Google's security algorithms are designed to blur out any identifiable faces that show up in Street View. This technology was originally developed to anonymize people, but it's been known to tag its fair share of billboards, murals, and – wouldn't you know it – religious effigies.
Artist Marion Balac has collected screenshots of face-blurred monuments into a series she calls "Anonymous Gods."
When Google unveiled its face-blur technology in 2008, many noted that false positives like these could subtract from the armchair-tourism provided by the Street View experience. Google, for it part, felt its technology had struck the right balance. "It does a good job of figuring that out. It uses a variety of technologies to filter," said John Hanke, then-head of Google Maps said, though it's "not perfect."
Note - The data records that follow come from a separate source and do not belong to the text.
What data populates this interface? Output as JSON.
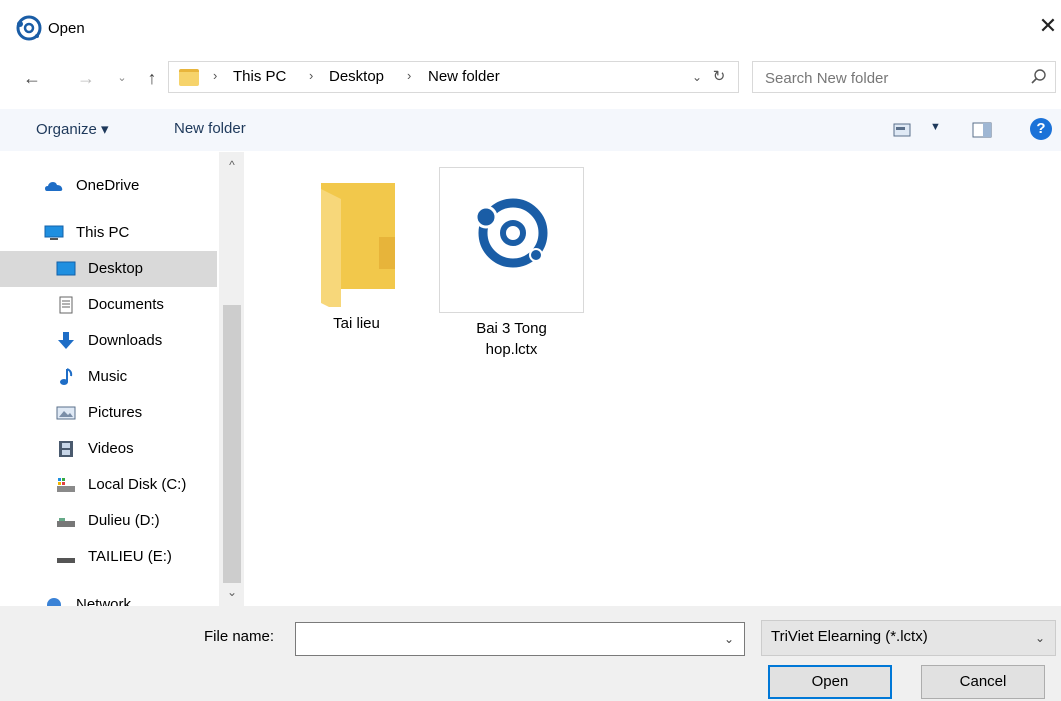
{
  "window": {
    "title": "Open",
    "close_icon": "close-icon"
  },
  "address": {
    "breadcrumbs": [
      "This PC",
      "Desktop",
      "New folder"
    ],
    "separator": "›"
  },
  "search": {
    "placeholder": "Search New folder"
  },
  "toolbar": {
    "organize_label": "Organize ▾",
    "new_folder_label": "New folder",
    "help_label": "?"
  },
  "nav": {
    "items": [
      {
        "label": "OneDrive",
        "icon": "onedrive-icon"
      },
      {
        "label": "This PC",
        "icon": "computer-icon"
      },
      {
        "label": "Desktop",
        "icon": "desktop-icon",
        "selected": true
      },
      {
        "label": "Documents",
        "icon": "documents-icon"
      },
      {
        "label": "Downloads",
        "icon": "downloads-icon"
      },
      {
        "label": "Music",
        "icon": "music-icon"
      },
      {
        "label": "Pictures",
        "icon": "pictures-icon"
      },
      {
        "label": "Videos",
        "icon": "videos-icon"
      },
      {
        "label": "Local Disk (C:)",
        "icon": "local-disk-icon"
      },
      {
        "label": "Dulieu (D:)",
        "icon": "drive-icon"
      },
      {
        "label": "TAILIEU (E:)",
        "icon": "drive-icon"
      },
      {
        "label": "Network",
        "icon": "network-icon"
      }
    ]
  },
  "files": [
    {
      "label": "Tai lieu",
      "icon": "folder-icon"
    },
    {
      "label_line1": "Bai 3 Tong",
      "label_line2": "hop.lctx",
      "icon": "elearning-file-icon"
    }
  ],
  "bottom": {
    "file_name_label": "File name:",
    "file_name_value": "",
    "filter_label": "TriViet Elearning (*.lctx)",
    "open_label": "Open",
    "cancel_label": "Cancel"
  },
  "colors": {
    "accent": "#0078d7",
    "logo_blue": "#1a5da6",
    "selected_bg": "#d9d9d9"
  }
}
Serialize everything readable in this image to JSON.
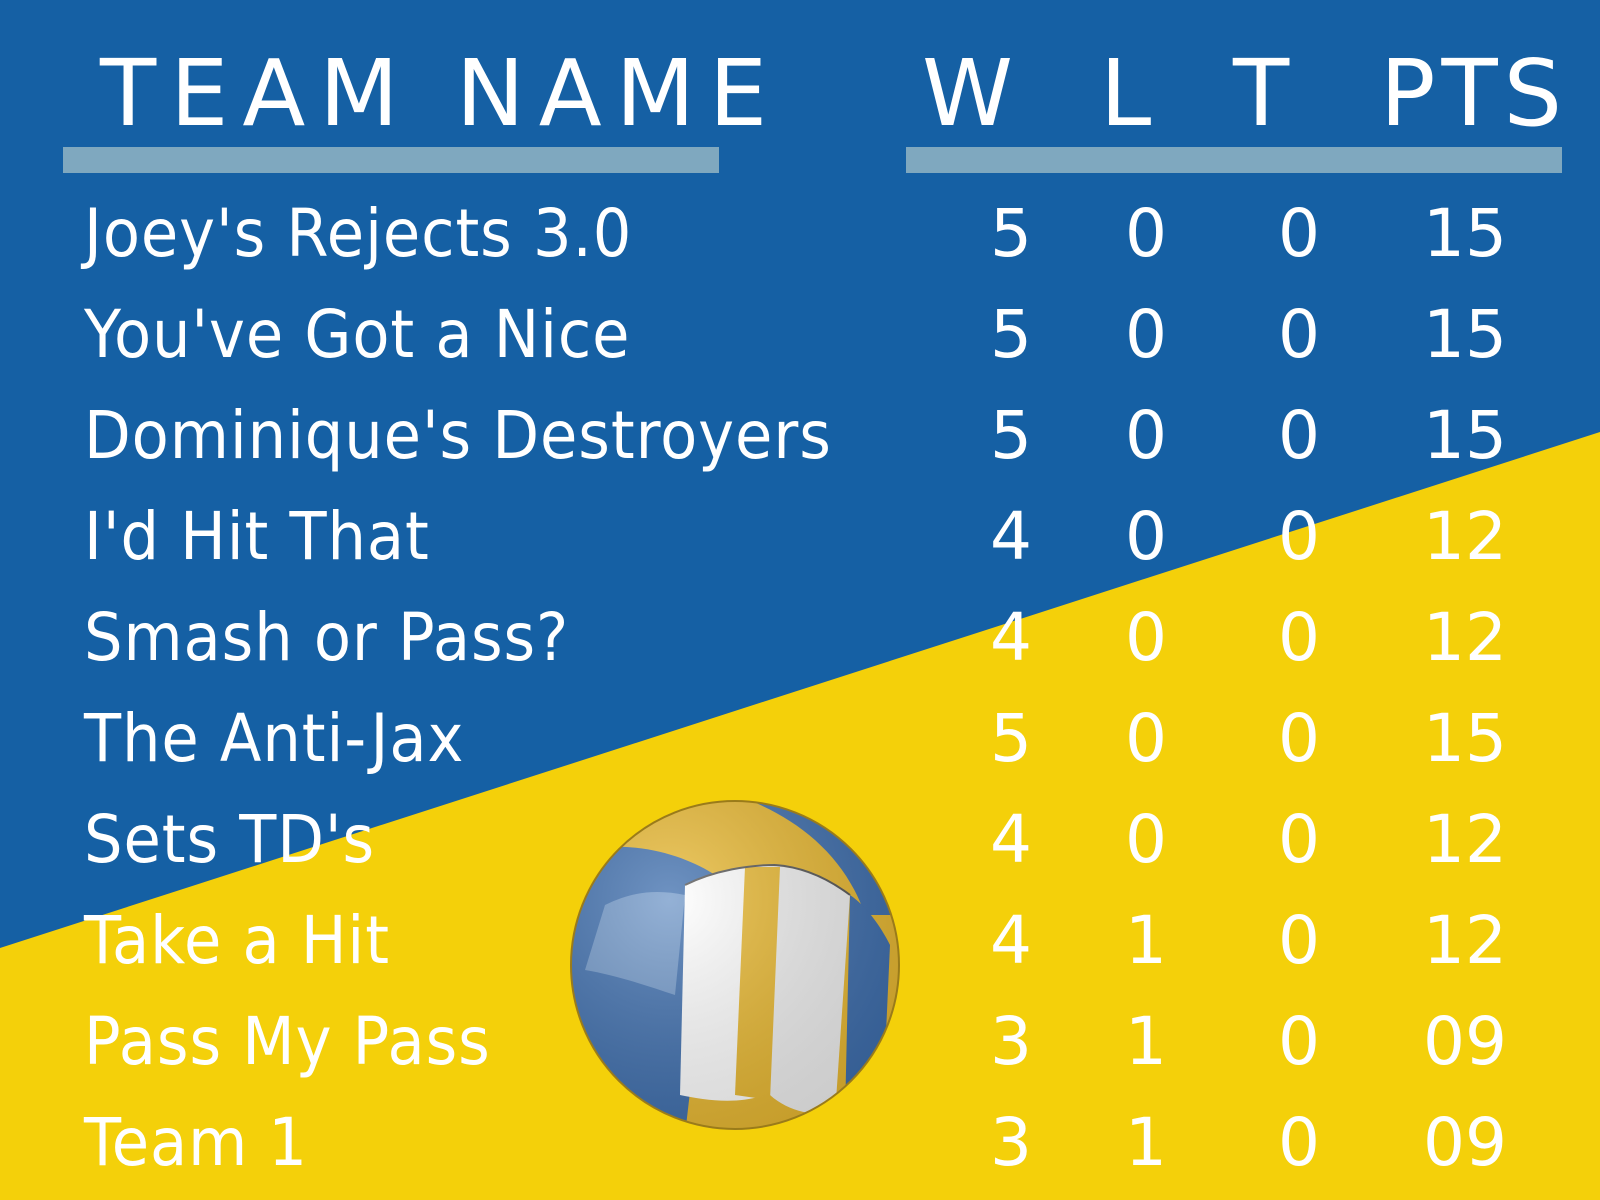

Six years on, it's still not perfect. "Blurred by Google," observes Balac, "all faces are equal."